The objectives were to: 1) examine recent strategies and component interventions used to overcome therapeutic inertia in type 2 diabetes mellitus (T2DM), 2) map strategies to the causes of therapeutic inertia they target, and 3) identify causes of therapeutic inertia in T2DM that have not been targeted by recent strategies.A systematic search of literature published from January 2014 to December 2019 was conducted to identify strategies targeting therapeutic inertia in T2DM and key strategy characteristics were extracted and summarized.
Engagement in regular physical activity (PA) is a cornerstone prevention strategy for individuals at risk of developing type 2 diabetes. Interventions targeting PA often fail to result in long-term behaviour changes. Small Steps for Big Changes is a 3-week diabetes prevention program that promotes PA behaviour change in individuals with prediabetes through motivational interviewing-informed counselling. This study aimed to: (a) profile patterns of women’s perceived PA journey over 1-year and (b) understand strategies used to engage in and maintain PA.
Insulin pump therapy, subsidized through the NSIPP, led to improved quality of life, which was experienced differently depending on stage of life.
To investigate the association of blood glucagon levels measured using a double-antibody sandwich enzyme-linked immunosorbent assay with indices of obesity, glycemic control, and renal function in patients with type 2 diabetes mellitus (T2DM).
Obesity has a significant impact on population health and healthcare. Administrative databases might be a useful tool to study obesity at a population level. We aimed to examine the validity of hospital codes for obesity in Ontario, Canada.
Fibrosis and inflammation in the heart of patients with diabetes mellitus alongside increased production of free radicals and collagen are known as diabetic cardiomyopathy. Ginger rhizome has anti-diabetic, antioxidant, and anti-inflammatory effects. Therefore we investigated the effect of ginger extract on diabetes-induced cardiomyopathy in streptozotocin-induced diabetic rats.
The CRASH cross-sectional study was conducted to better understand the severe hypoglycaemia experiences of persons with diabetes (PWD) and caregivers (CGs).
Yucatan, located in the southern region of Mexico is the State in the country with the highest prevalence of uncontrolled diabetes. Because of particular cultural and socioeconomic characteristics, this region faces challenges in health care. The objective of the study was to evaluate the effect of peer support added to a diabetes education program on glycemic control and diabetes related quality of life in comparison to a conventional diabetes education program in patients with type 2 diabetes in a Mexican Mayan community.
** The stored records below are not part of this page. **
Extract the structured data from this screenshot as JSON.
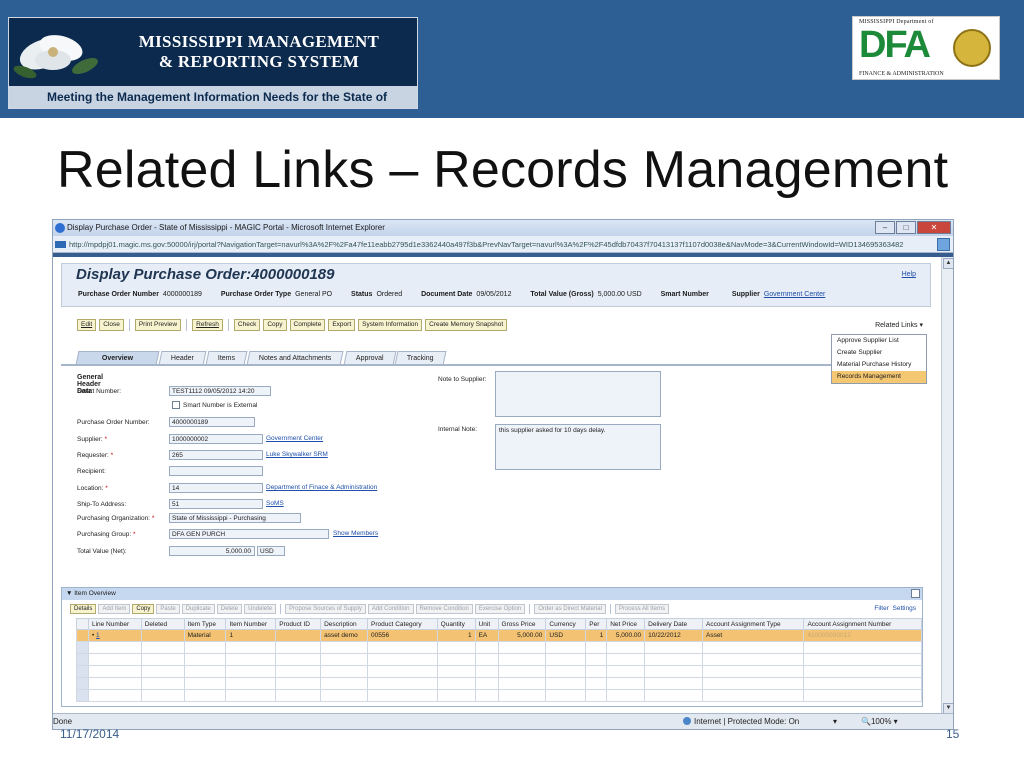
{
  "colors": {
    "banner": "#2e5f94",
    "accent_row": "#f3c272",
    "menu_selected": "#f4c773",
    "link": "#1f4fa8"
  },
  "logos": {
    "mmrs_title_line1": "MISSISSIPPI MANAGEMENT",
    "mmrs_title_line2": "& REPORTING SYSTEM",
    "mmrs_tagline": "Meeting the Management Information Needs for the State of Mississippi",
    "dfa_top": "MISSISSIPPI Department of",
    "dfa_letters": "DFA",
    "dfa_bottom": "FINANCE & ADMINISTRATION"
  },
  "slide": {
    "title": "Related Links – Records Management",
    "date": "11/17/2014",
    "page_number": "15"
  },
  "browser": {
    "title": "Display Purchase Order - State of Mississippi - MAGIC Portal - Microsoft Internet Explorer",
    "address": "http://mpdpj01.magic.ms.gov:50000/irj/portal?NavigationTarget=navurl%3A%2F%2Fa47fe11eabb2795d1e3362440a497f3b&PrevNavTarget=navurl%3A%2F%2F45dfdb70437f70413137f1107d0038e&NavMode=3&CurrentWindowId=WID134695363482",
    "status_left": "Done",
    "status_zone": "Internet | Protected Mode: On",
    "zoom": "100%"
  },
  "document": {
    "title": "Display Purchase Order:4000000189",
    "help": "Help",
    "header_fields": [
      {
        "label": "Purchase Order Number",
        "value": "4000000189"
      },
      {
        "label": "Purchase Order Type",
        "value": "General PO"
      },
      {
        "label": "Status",
        "value": "Ordered"
      },
      {
        "label": "Document Date",
        "value": "09/05/2012"
      },
      {
        "label": "Total Value (Gross)",
        "value": "5,000.00 USD"
      },
      {
        "label": "Smart Number",
        "value": ""
      },
      {
        "label": "Supplier",
        "value": "Government Center"
      }
    ]
  },
  "toolbar": {
    "buttons": [
      "Edit",
      "Close",
      "Print Preview",
      "Refresh",
      "Check",
      "Copy",
      "Complete",
      "Export",
      "System Information",
      "Create Memory Snapshot"
    ],
    "related_links": "Related Links"
  },
  "related_menu": {
    "items": [
      "Approve Supplier List",
      "Create Supplier",
      "Material Purchase History",
      "Records Management"
    ],
    "selected": "Records Management"
  },
  "tabs": [
    "Overview",
    "Header",
    "Items",
    "Notes and Attachments",
    "Approval",
    "Tracking"
  ],
  "form": {
    "section_title": "General Header Data",
    "smart_number_label": "Smart Number:",
    "smart_number_value": "TEST1112 09/05/2012 14:20",
    "smart_external_label": "Smart Number is External",
    "po_number_label": "Purchase Order Number:",
    "po_number_value": "4000000189",
    "supplier_label": "Supplier:",
    "supplier_value": "1000000002",
    "supplier_link": "Government Center",
    "requester_label": "Requester:",
    "requester_value": "265",
    "requester_link": "Luke Skywalker SRM",
    "recipient_label": "Recipient:",
    "recipient_value": "",
    "location_label": "Location:",
    "location_value": "14",
    "location_link": "Department of Finace & Administration",
    "shipto_label": "Ship-To Address:",
    "shipto_value": "51",
    "shipto_link": "SoMS",
    "purch_org_label": "Purchasing Organization:",
    "purch_org_value": "State of Mississippi - Purchasing",
    "purch_group_label": "Purchasing Group:",
    "purch_group_value": "DFA GEN PURCH",
    "purch_group_link": "Show Members",
    "total_label": "Total Value (Net):",
    "total_value": "5,000.00",
    "total_currency": "USD",
    "note_supplier_label": "Note to Supplier:",
    "note_supplier_value": "",
    "internal_note_label": "Internal Note:",
    "internal_note_value": "this supplier asked for 10 days delay."
  },
  "items": {
    "section_title": "Item Overview",
    "buttons": [
      {
        "label": "Details",
        "enabled": true
      },
      {
        "label": "Add Item",
        "enabled": false
      },
      {
        "label": "Copy",
        "enabled": true
      },
      {
        "label": "Paste",
        "enabled": false
      },
      {
        "label": "Duplicate",
        "enabled": false
      },
      {
        "label": "Delete",
        "enabled": false
      },
      {
        "label": "Undelete",
        "enabled": false
      },
      {
        "label": "Propose Sources of Supply",
        "enabled": false
      },
      {
        "label": "Add Condition",
        "enabled": false
      },
      {
        "label": "Remove Condition",
        "enabled": false
      },
      {
        "label": "Exercise Option",
        "enabled": false
      },
      {
        "label": "Order as Direct Material",
        "enabled": false
      },
      {
        "label": "Process All Items",
        "enabled": false
      }
    ],
    "filter": "Filter",
    "settings": "Settings",
    "columns": [
      "Line Number",
      "Deleted",
      "Item Type",
      "Item Number",
      "Product ID",
      "Description",
      "Product Category",
      "Quantity",
      "Unit",
      "Gross Price",
      "Currency",
      "Per",
      "Net Price",
      "Delivery Date",
      "Account Assignment Type",
      "Account Assignment Number"
    ],
    "rows": [
      [
        "1",
        "",
        "Material",
        "1",
        "",
        "asset demo",
        "00556",
        "1",
        "EA",
        "5,000.00",
        "USD",
        "1",
        "5,000.00",
        "10/22/2012",
        "Asset",
        "410000000012"
      ]
    ]
  }
}
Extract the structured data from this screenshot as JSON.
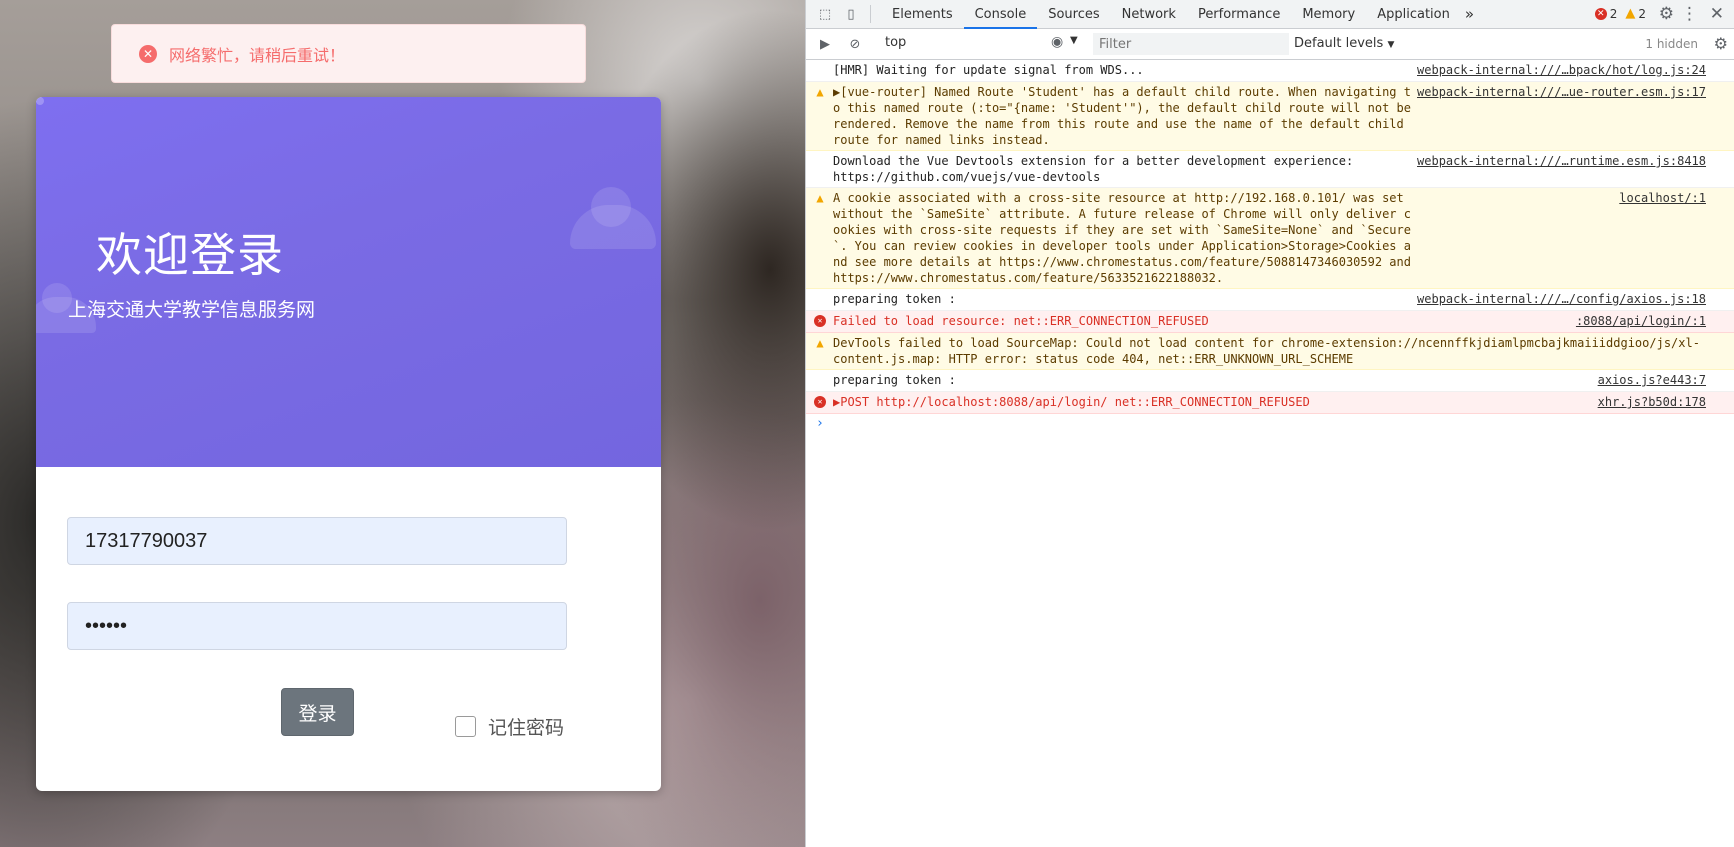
{
  "toast": {
    "message": "网络繁忙，请稍后重试！",
    "icon": "close-circle-icon"
  },
  "login": {
    "title": "欢迎登录",
    "subtitle": "上海交通大学教学信息服务网",
    "username_value": "17317790037",
    "password_value": "••••••",
    "login_button": "登录",
    "remember_label": "记住密码"
  },
  "devtools": {
    "tabs": [
      "Elements",
      "Console",
      "Sources",
      "Network",
      "Performance",
      "Memory",
      "Application"
    ],
    "more": "»",
    "error_count": "2",
    "warning_count": "2",
    "context": "top",
    "filter_placeholder": "Filter",
    "levels": "Default levels",
    "hidden": "1 hidden",
    "logs": [
      {
        "type": "info",
        "text": "[HMR] Waiting for update signal from WDS...",
        "source": "webpack-internal:///…bpack/hot/log.js:24"
      },
      {
        "type": "warn",
        "text": "▶[vue-router] Named Route 'Student' has a default child route. When navigating to this named route (:to=\"{name: 'Student'\"), the default child route will not be rendered. Remove the name from this route and use the name of the default child route for named links instead.",
        "source": "webpack-internal:///…ue-router.esm.js:17"
      },
      {
        "type": "info",
        "text": "Download the Vue Devtools extension for a better development experience:\nhttps://github.com/vuejs/vue-devtools",
        "source": "webpack-internal:///…runtime.esm.js:8418"
      },
      {
        "type": "warn",
        "text": "A cookie associated with a cross-site resource at http://192.168.0.101/ was set without the `SameSite` attribute. A future release of Chrome will only deliver cookies with cross-site requests if they are set with `SameSite=None` and `Secure`. You can review cookies in developer tools under Application>Storage>Cookies and see more details at https://www.chromestatus.com/feature/5088147346030592 and https://www.chromestatus.com/feature/5633521622188032.",
        "source": "localhost/:1"
      },
      {
        "type": "info",
        "text": "preparing token :",
        "source": "webpack-internal:///…/config/axios.js:18"
      },
      {
        "type": "err",
        "text": "Failed to load resource: net::ERR_CONNECTION_REFUSED",
        "source": ":8088/api/login/:1"
      },
      {
        "type": "warn",
        "text": "DevTools failed to load SourceMap: Could not load content for chrome-extension://ncennffkjdiamlpmcbajkmaiiiddgioo/js/xl-content.js.map: HTTP error: status code 404, net::ERR_UNKNOWN_URL_SCHEME",
        "source": ""
      },
      {
        "type": "info",
        "text": "preparing token :",
        "source": "axios.js?e443:7"
      },
      {
        "type": "err",
        "text": "▶POST http://localhost:8088/api/login/ net::ERR_CONNECTION_REFUSED",
        "source": "xhr.js?b50d:178"
      }
    ],
    "prompt": "›"
  },
  "colors": {
    "banner": "#7a6be4",
    "error": "#d93025",
    "warning": "#f2a600",
    "toast_text": "#f56c6c",
    "button": "#6c757d"
  }
}
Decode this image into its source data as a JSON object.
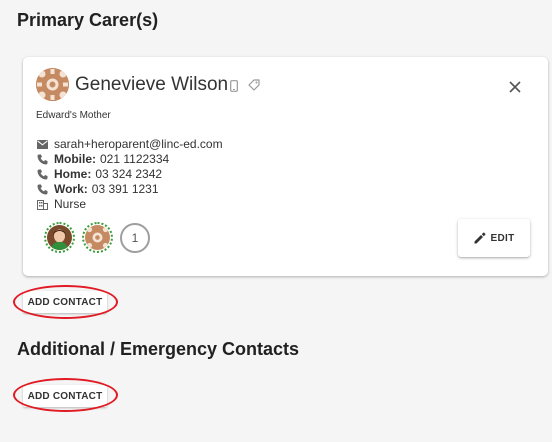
{
  "sections": {
    "primary_title": "Primary Carer(s)",
    "additional_title": "Additional / Emergency Contacts"
  },
  "contact": {
    "name": "Genevieve Wilson",
    "relation": "Edward's Mother",
    "email": "sarah+heroparent@linc-ed.com",
    "mobile_label": "Mobile:",
    "mobile": "021 1122334",
    "home_label": "Home:",
    "home": "03 324 2342",
    "work_label": "Work:",
    "work": "03 391 1231",
    "occupation": "Nurse",
    "extra_count": "1",
    "edit_label": "EDIT"
  },
  "buttons": {
    "add_contact_primary": "ADD CONTACT",
    "add_contact_additional": "ADD CONTACT"
  },
  "icons": {
    "email": "email-icon",
    "phone": "phone-icon",
    "work": "building-icon",
    "mobile": "mobile-phone-icon",
    "tag": "tag-icon",
    "close": "close-icon",
    "edit": "pencil-icon"
  },
  "colors": {
    "highlight": "#e01b24",
    "chip_border": "#3b9e3b",
    "avatar": "#c68a63"
  }
}
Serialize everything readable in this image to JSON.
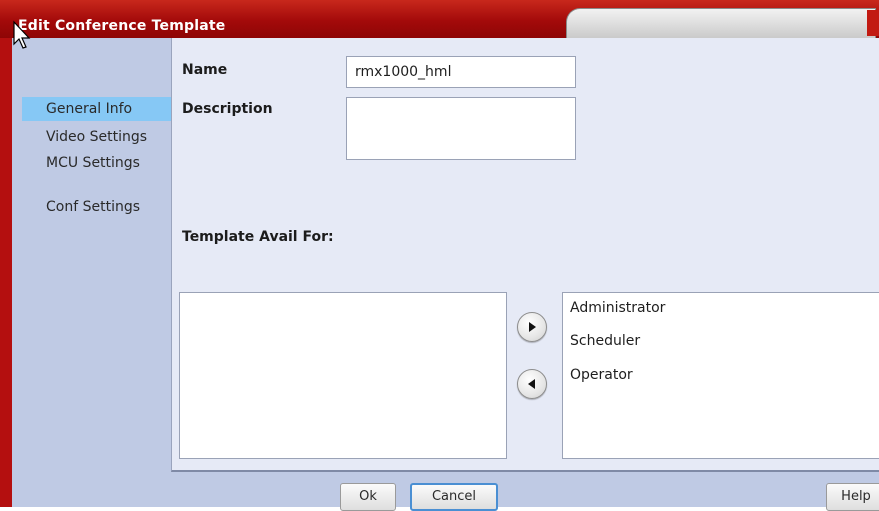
{
  "window": {
    "title": "Edit Conference Template"
  },
  "sidebar": {
    "items": [
      {
        "label": "General Info",
        "active": true
      },
      {
        "label": "Video Settings",
        "active": false
      },
      {
        "label": "MCU Settings",
        "active": false
      },
      {
        "label": "Conf Settings",
        "active": false
      }
    ]
  },
  "form": {
    "name_label": "Name",
    "name_value": "rmx1000_hml",
    "description_label": "Description",
    "description_value": "",
    "avail_label": "Template Avail For:"
  },
  "available_list": {
    "items": []
  },
  "selected_list": {
    "items": [
      "Administrator",
      "Scheduler",
      "Operator"
    ]
  },
  "icons": {
    "move_right": "arrow-right-icon",
    "move_left": "arrow-left-icon",
    "cursor": "mouse-pointer-icon"
  },
  "buttons": {
    "ok": "Ok",
    "cancel": "Cancel",
    "help": "Help"
  },
  "colors": {
    "titlebar": "#a30a0a",
    "sidebar": "#bfcae4",
    "active_nav": "#86c8f5",
    "content_bg": "#e6eaf6",
    "focus_border": "#4a8fd3"
  }
}
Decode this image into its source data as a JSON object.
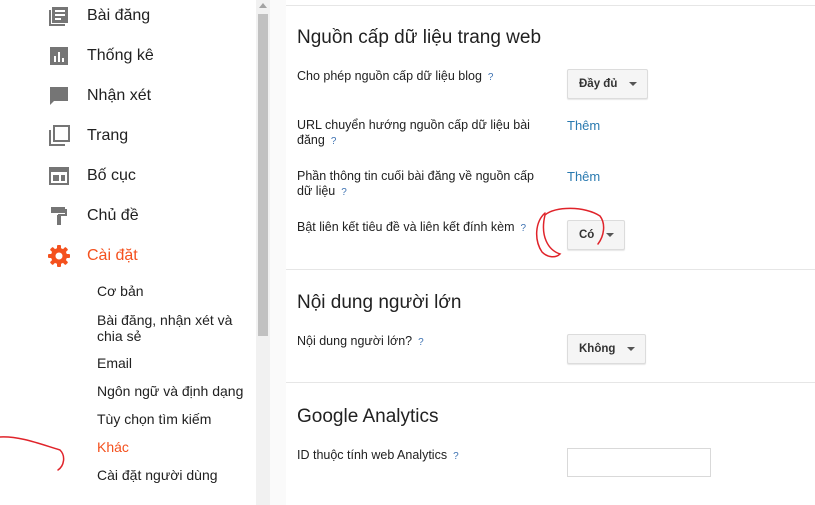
{
  "sidebar": {
    "items": [
      {
        "label": "Bài đăng",
        "icon": "posts-icon"
      },
      {
        "label": "Thống kê",
        "icon": "stats-icon"
      },
      {
        "label": "Nhận xét",
        "icon": "comments-icon"
      },
      {
        "label": "Trang",
        "icon": "pages-icon"
      },
      {
        "label": "Bố cục",
        "icon": "layout-icon"
      },
      {
        "label": "Chủ đề",
        "icon": "theme-icon"
      },
      {
        "label": "Cài đặt",
        "icon": "gear-icon",
        "active": true
      }
    ],
    "subitems": [
      {
        "label": "Cơ bản"
      },
      {
        "label": "Bài đăng, nhận xét và chia sẻ"
      },
      {
        "label": "Email"
      },
      {
        "label": "Ngôn ngữ và định dạng"
      },
      {
        "label": "Tùy chọn tìm kiếm"
      },
      {
        "label": "Khác",
        "active": true
      },
      {
        "label": "Cài đặt người dùng"
      }
    ]
  },
  "main": {
    "feed": {
      "title": "Nguồn cấp dữ liệu trang web",
      "rows": [
        {
          "label": "Cho phép nguồn cấp dữ liệu blog",
          "help": "?",
          "value": "Đầy đủ"
        },
        {
          "label": "URL chuyển hướng nguồn cấp dữ liệu bài đăng",
          "help": "?",
          "link": "Thêm"
        },
        {
          "label": "Phần thông tin cuối bài đăng về nguồn cấp dữ liệu",
          "help": "?",
          "link": "Thêm"
        },
        {
          "label": "Bật liên kết tiêu đề và liên kết đính kèm",
          "help": "?",
          "value": "Có"
        }
      ]
    },
    "adult": {
      "title": "Nội dung người lớn",
      "rows": [
        {
          "label": "Nội dung người lớn?",
          "help": "?",
          "value": "Không"
        }
      ]
    },
    "analytics": {
      "title": "Google Analytics",
      "rows": [
        {
          "label": "ID thuộc tính web Analytics",
          "help": "?",
          "input_value": ""
        }
      ]
    }
  },
  "colors": {
    "accent": "#f4511e",
    "link": "#2a7ab0",
    "annotation": "#e0232a",
    "icon": "#757575"
  }
}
The study examined the prevalence and clinical characteristics of SGLT-2 inhibitor associated DKA.
Hypoglycemia is the most common acute complication of type 1 diabetes (T1D) and the potential short- and long-term sequelae can cause children and parents to develop significant fear of hypoglycemia (FOH). FOH and associated anxiety can be disruptive to activities of daily living and lead to reduced quality of life. We sought to determine the extent of FOH among parents of children with T1D within our clinic and to identify factors associated with greater FOH.
Insulin pump therapy is a valuable but costly approach with public funding in Alberta for eligible individuals since 2013. The Provincial Insulin Pump Therapy (IPT) Program Clinical Advisory Committee (CAC) revised and updated the clinical criteria, integrating current literature, best practice and feedback from clinicians.